Retail space isn’t just for the bigger companies anymore. There was a time, before the latest recession, when you had to be large national company to be able to afford retail space in malls around the country. As we close the books on 2016, there’s something happening in malls and outlets across the country this holiday season that is allowing the little guys and gals get in the retail space game. More landlords are open to the idea of allowing “seasonal stores” to lease their building space.

Now pop up stores or kiosks are not new to holiday shoppers. One can just walk through their local mall or outlets to see everything from honey, wooden toys and puzzles, candles and phone accessories to witness these mobile stores. What is new this season is a glut of retail space inventory and companies not wanting to be locked into long term contracts. This is great for a smaller company that is not quite ready to open a full-time store front. Shorter leases also allow consumers to touch and see products previously only available online.

Truth be told, there are a few things I will only buy after touching testing out, and trying on – shoes, belts, hats, cologne, handbags and luggage, for example. I am sure I am not alone in this.

Another positive outcome for companies that go the seasonal store front route is the perceived “need to get this before they close up shop”. These companies, maybe without even knowing this have created a sense of urgency with consumers. In fact, my colleague was in Manhattan recently and wanted to purchase some luggage from a store front she previously visited. This was a big deal as the luggage was normally only available online. This was her opportunity to drag the suitcases around the store and test them out to see if they’d work for her needs. But, when she visited the site of the luggage store she found out the company was no longer there. She missed her chance. I am willing to bet she won’t make that mistake again. And, there’s the perceived urgency. Mission accomplished.
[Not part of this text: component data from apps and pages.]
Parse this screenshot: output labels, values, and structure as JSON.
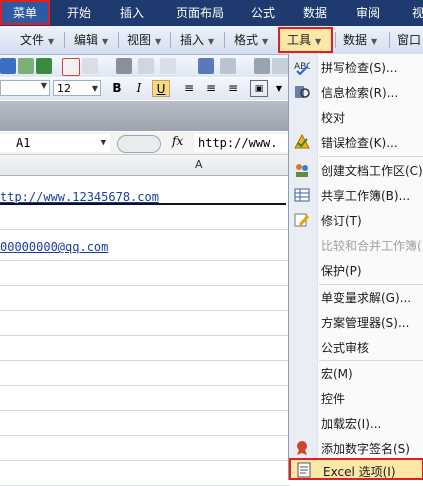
{
  "top_tabs": [
    "菜单",
    "开始",
    "插入",
    "页面布局",
    "公式",
    "数据",
    "审阅",
    "视"
  ],
  "menubar": {
    "items": [
      "文件",
      "编辑",
      "视图",
      "插入",
      "格式",
      "工具",
      "数据",
      "窗口"
    ]
  },
  "toolbar": {
    "font_size": "12",
    "bold": "B",
    "italic": "I",
    "underline": "U"
  },
  "formula_bar": {
    "name_box": "A1",
    "fx_label": "fx",
    "content": "http://www."
  },
  "sheet": {
    "column_header": "A",
    "cells": [
      "ttp://www.12345678.com",
      "00000000@qq.com"
    ]
  },
  "tools_menu": {
    "items": [
      {
        "label": "拼写检查(S)...",
        "enabled": true,
        "icon": "spellcheck-icon"
      },
      {
        "label": "信息检索(R)...",
        "enabled": true,
        "icon": "research-icon"
      },
      {
        "label": "校对",
        "enabled": true,
        "icon": ""
      },
      {
        "label": "错误检查(K)...",
        "enabled": true,
        "icon": "error-check-icon"
      },
      {
        "label": "创建文档工作区(C)",
        "enabled": true,
        "icon": "workspace-icon"
      },
      {
        "label": "共享工作簿(B)...",
        "enabled": true,
        "icon": "share-workbook-icon"
      },
      {
        "label": "修订(T)",
        "enabled": true,
        "icon": "track-changes-icon"
      },
      {
        "label": "比较和合并工作簿(",
        "enabled": false,
        "icon": ""
      },
      {
        "label": "保护(P)",
        "enabled": true,
        "icon": ""
      },
      {
        "label": "单变量求解(G)...",
        "enabled": true,
        "icon": ""
      },
      {
        "label": "方案管理器(S)...",
        "enabled": true,
        "icon": ""
      },
      {
        "label": "公式审核",
        "enabled": true,
        "icon": ""
      },
      {
        "label": "宏(M)",
        "enabled": true,
        "icon": ""
      },
      {
        "label": "控件",
        "enabled": true,
        "icon": ""
      },
      {
        "label": "加载宏(I)...",
        "enabled": true,
        "icon": ""
      },
      {
        "label": "添加数字签名(S)",
        "enabled": true,
        "icon": "signature-icon"
      },
      {
        "label": "Excel 选项(I)",
        "enabled": true,
        "icon": "options-icon"
      }
    ]
  }
}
The other advantage this holiday season for smaller companies is the availability of space at fancy addresses in swanky parts of town. The majority of these outfits wouldn’t be able to afford the costs associated with a store front in these neighborhoods. This phenomenon is magnificently chronicled in a recent piece from the crack journalistic staff at the Wall Street Journal, click this link for the scoop:

I certainly would have no reservations counseling some of my “on their way up” clients to investigate opening up a seasonal store front or even a kiosk to get in front of consumers this holiday. I think it is smart business. Now I am off to buy more honey for my tea and some wooden puzzles to put on my living room coffee table to entertain my holiday guests.